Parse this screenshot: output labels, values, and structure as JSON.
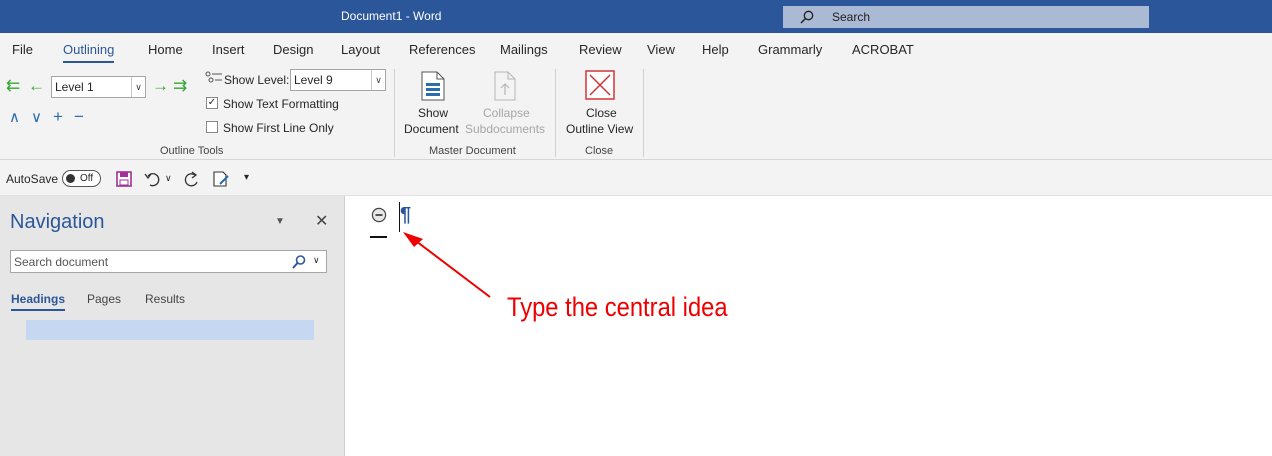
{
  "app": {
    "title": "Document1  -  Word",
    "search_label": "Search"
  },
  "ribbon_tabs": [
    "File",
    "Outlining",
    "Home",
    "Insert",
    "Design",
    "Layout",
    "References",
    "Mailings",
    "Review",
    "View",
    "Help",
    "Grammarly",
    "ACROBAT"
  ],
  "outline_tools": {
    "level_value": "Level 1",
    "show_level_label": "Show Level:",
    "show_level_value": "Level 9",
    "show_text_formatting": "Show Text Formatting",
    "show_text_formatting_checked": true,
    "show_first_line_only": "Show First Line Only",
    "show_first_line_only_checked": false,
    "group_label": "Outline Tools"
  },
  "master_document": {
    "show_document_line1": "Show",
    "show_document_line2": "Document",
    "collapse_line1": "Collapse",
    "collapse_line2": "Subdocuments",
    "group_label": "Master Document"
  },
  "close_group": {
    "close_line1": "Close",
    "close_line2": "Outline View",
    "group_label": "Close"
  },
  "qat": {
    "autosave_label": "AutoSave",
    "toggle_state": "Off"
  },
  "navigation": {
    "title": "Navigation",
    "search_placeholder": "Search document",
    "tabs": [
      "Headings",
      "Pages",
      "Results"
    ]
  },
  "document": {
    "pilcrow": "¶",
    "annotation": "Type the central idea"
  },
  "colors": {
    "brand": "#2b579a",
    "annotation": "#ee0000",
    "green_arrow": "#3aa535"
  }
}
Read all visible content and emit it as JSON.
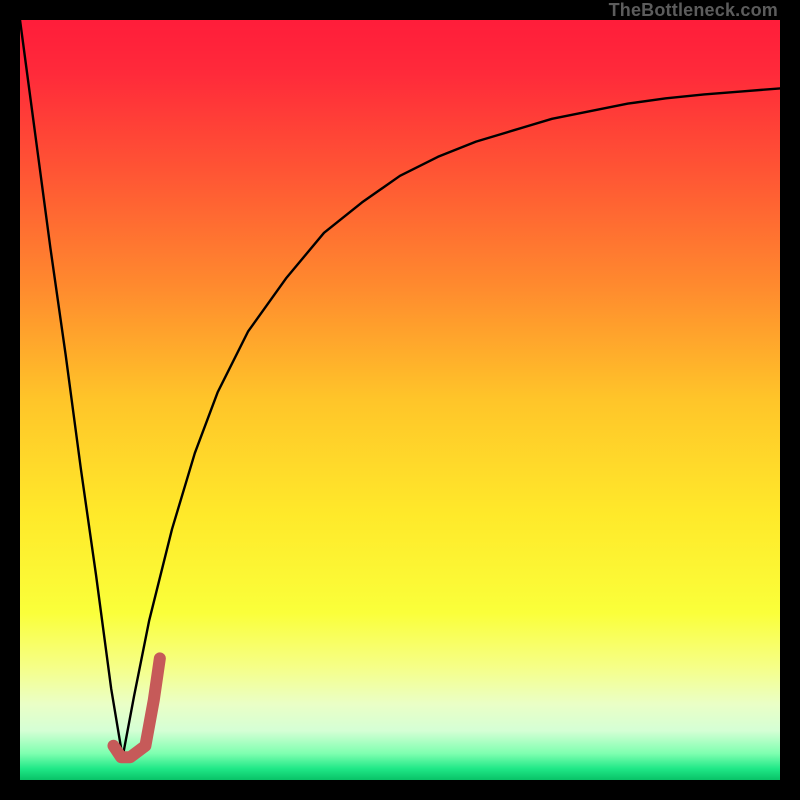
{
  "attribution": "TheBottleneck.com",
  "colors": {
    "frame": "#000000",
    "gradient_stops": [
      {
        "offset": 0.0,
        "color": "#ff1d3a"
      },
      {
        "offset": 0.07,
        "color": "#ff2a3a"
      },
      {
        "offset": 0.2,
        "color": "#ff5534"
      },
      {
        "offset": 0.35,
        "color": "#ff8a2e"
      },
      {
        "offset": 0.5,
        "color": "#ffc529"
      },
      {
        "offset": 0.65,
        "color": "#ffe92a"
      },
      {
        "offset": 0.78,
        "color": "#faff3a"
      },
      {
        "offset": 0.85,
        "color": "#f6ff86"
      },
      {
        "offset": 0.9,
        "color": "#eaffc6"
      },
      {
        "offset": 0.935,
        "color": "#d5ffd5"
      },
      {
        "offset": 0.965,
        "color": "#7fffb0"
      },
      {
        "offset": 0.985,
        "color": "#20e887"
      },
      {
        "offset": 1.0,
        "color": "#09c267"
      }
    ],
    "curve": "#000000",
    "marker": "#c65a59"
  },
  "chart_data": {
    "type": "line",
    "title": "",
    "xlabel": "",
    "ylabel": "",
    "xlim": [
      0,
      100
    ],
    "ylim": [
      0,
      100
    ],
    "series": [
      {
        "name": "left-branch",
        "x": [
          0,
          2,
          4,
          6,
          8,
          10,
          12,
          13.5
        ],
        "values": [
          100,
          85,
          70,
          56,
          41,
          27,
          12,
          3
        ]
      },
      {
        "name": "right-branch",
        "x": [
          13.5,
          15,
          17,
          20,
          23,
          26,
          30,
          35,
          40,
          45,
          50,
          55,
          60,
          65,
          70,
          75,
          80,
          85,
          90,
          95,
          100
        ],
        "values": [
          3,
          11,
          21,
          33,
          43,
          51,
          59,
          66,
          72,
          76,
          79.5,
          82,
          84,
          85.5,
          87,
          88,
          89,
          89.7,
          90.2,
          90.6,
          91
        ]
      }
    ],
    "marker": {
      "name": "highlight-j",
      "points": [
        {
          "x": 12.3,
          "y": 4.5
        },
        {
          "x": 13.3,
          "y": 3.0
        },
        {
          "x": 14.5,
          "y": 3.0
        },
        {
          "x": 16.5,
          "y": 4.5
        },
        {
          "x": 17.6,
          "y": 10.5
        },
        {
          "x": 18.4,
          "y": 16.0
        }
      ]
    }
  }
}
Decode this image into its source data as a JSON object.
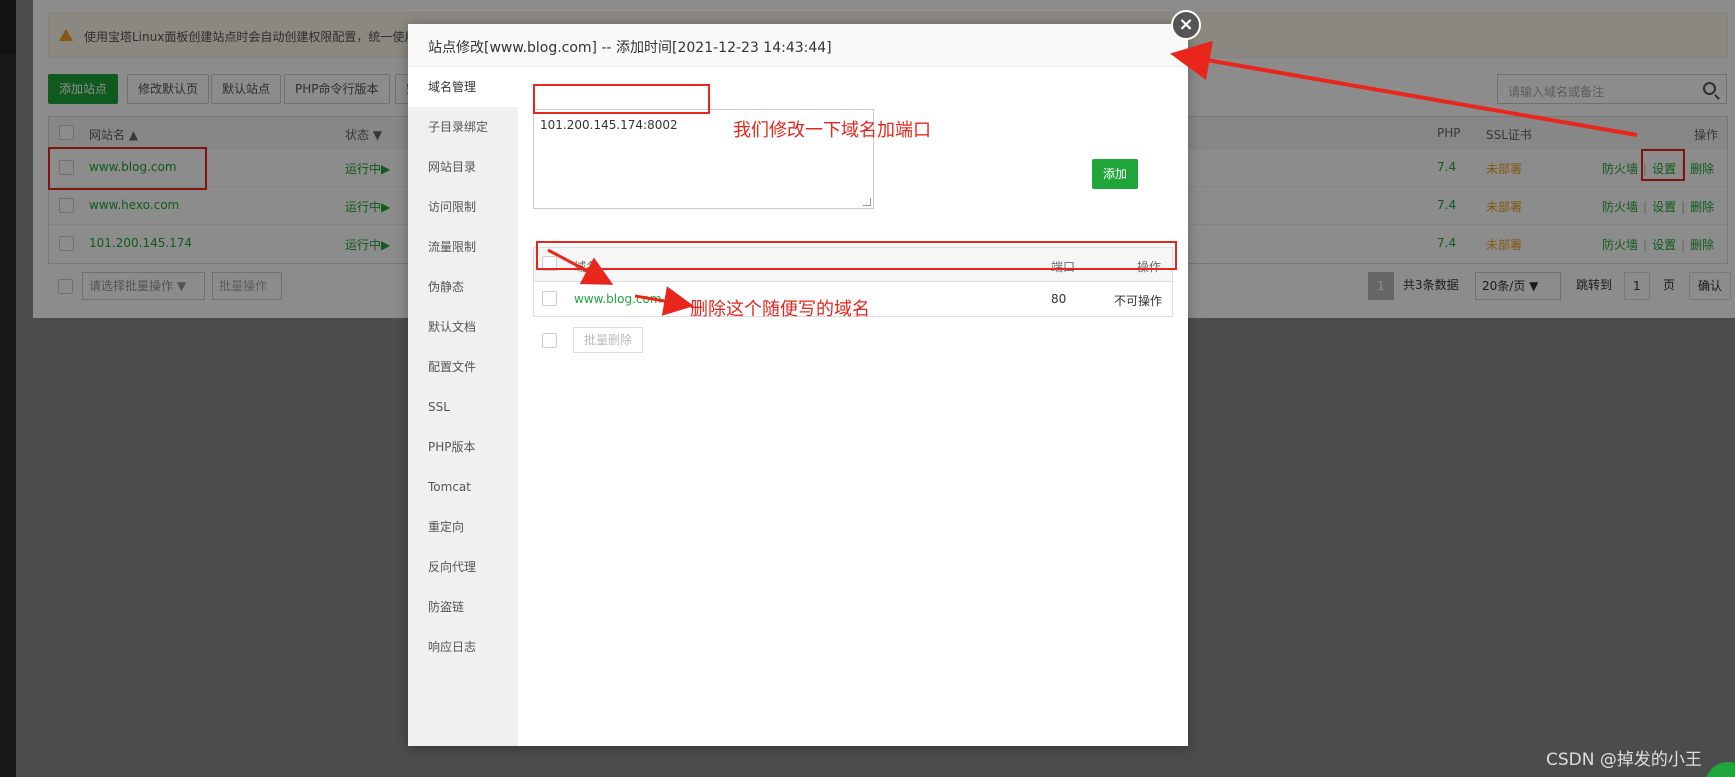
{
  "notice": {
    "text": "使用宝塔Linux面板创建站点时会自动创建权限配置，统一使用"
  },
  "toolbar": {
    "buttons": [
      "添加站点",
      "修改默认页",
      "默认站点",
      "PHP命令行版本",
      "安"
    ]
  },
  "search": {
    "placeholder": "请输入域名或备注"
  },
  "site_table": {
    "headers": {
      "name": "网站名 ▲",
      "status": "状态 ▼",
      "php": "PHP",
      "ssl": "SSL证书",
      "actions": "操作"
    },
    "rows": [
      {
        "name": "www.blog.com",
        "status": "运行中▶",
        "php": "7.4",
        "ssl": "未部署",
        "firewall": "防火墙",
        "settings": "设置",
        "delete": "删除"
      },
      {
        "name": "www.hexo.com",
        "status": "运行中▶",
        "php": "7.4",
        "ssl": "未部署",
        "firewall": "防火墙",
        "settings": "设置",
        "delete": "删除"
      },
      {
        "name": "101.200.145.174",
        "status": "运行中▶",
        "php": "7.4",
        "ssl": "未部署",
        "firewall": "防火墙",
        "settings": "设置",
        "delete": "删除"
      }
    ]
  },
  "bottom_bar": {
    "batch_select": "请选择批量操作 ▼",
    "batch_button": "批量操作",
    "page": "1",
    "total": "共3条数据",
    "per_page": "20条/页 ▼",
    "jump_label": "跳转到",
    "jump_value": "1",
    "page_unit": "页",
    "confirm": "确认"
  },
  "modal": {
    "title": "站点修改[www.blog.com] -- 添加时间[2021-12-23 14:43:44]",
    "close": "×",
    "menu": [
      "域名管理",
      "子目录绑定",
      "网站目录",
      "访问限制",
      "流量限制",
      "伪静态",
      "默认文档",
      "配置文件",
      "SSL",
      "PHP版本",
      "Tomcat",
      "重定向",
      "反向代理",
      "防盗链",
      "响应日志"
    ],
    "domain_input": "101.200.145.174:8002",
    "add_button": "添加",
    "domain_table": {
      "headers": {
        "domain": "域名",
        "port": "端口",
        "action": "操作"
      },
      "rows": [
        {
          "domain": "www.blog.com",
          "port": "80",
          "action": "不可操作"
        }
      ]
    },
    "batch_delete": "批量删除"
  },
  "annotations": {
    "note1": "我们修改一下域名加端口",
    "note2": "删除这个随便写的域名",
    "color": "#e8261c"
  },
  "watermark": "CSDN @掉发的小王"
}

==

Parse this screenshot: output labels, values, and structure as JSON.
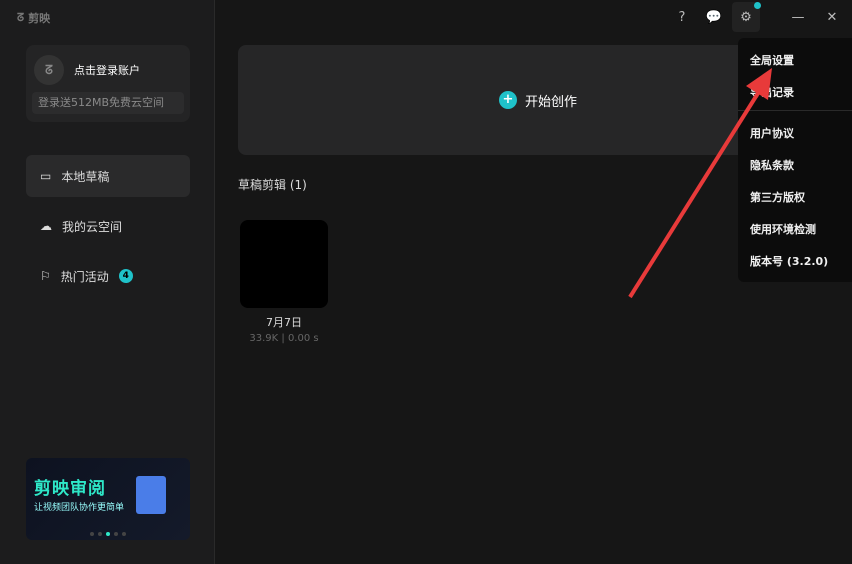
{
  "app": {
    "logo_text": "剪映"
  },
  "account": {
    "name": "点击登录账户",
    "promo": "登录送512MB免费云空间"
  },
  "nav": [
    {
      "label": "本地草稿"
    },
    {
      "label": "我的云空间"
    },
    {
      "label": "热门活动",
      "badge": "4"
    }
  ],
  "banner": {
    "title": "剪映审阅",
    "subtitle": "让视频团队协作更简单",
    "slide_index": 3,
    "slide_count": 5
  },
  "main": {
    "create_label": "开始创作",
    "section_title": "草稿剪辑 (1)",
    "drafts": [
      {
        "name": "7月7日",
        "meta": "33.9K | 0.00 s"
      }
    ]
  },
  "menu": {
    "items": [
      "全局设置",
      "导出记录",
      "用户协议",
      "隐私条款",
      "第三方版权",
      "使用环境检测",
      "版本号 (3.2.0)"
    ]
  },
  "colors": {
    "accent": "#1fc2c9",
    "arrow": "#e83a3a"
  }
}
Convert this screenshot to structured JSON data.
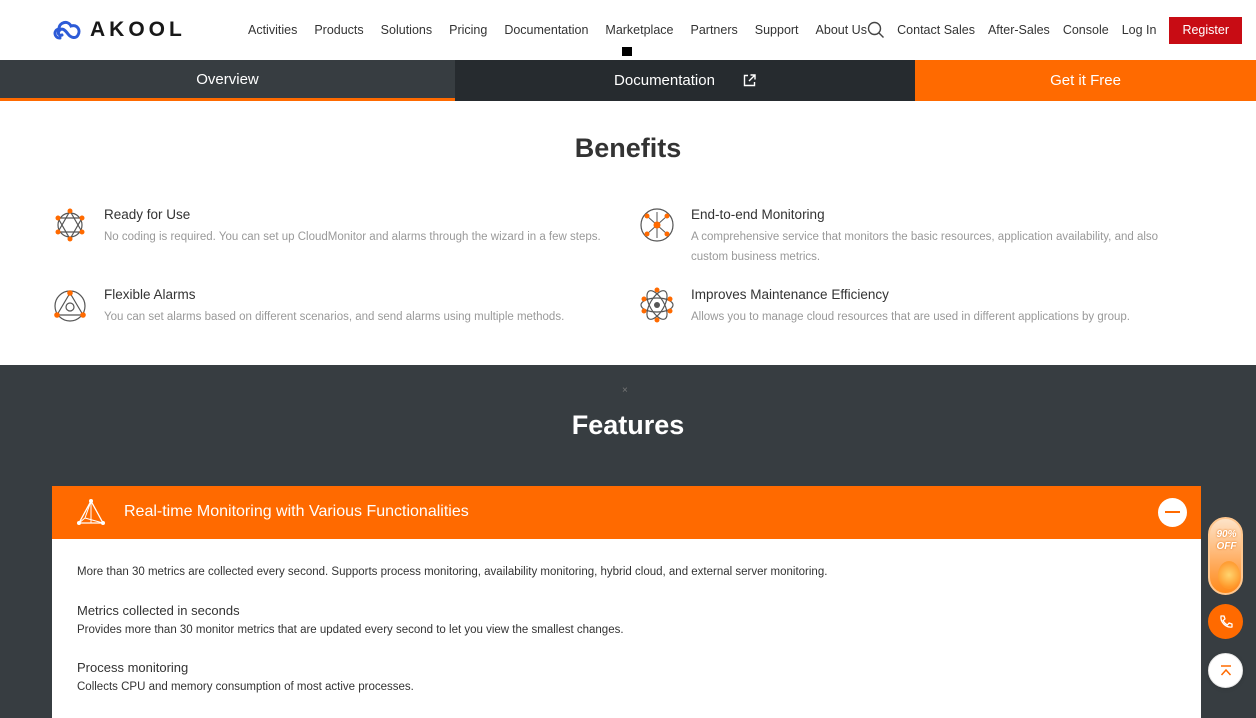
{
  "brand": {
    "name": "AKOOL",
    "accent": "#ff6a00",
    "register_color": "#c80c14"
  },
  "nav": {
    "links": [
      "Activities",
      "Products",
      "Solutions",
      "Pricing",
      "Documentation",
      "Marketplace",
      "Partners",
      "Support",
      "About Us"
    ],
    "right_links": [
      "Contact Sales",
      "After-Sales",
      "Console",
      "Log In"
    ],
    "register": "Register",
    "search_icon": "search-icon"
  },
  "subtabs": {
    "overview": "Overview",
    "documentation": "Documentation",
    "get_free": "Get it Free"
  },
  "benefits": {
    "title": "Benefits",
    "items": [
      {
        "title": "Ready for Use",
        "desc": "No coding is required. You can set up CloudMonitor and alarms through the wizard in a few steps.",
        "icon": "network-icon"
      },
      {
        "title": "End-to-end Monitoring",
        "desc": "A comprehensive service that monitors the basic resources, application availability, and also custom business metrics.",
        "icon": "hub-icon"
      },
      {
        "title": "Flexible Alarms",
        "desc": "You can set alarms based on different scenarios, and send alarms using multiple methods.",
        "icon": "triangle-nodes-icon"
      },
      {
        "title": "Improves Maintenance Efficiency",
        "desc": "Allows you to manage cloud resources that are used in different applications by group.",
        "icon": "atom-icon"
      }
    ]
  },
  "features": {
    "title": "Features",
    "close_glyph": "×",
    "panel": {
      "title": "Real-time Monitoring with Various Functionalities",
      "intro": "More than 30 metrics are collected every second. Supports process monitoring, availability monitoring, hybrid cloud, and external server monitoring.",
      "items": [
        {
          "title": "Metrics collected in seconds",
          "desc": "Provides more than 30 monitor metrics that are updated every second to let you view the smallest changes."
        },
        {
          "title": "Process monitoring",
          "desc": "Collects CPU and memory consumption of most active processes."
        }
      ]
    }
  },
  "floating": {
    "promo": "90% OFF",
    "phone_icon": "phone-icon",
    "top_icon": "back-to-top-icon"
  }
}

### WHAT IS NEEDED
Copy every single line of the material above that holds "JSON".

### SOLUTION TO THE PROBLEM
Parse this screenshot: output labels, values, and structure as JSON.
Read all visible content and emit it as JSON.
Decode this image into its source data as a JSON object.
Parse this screenshot: output labels, values, and structure as JSON.
Convert this screenshot to structured JSON data.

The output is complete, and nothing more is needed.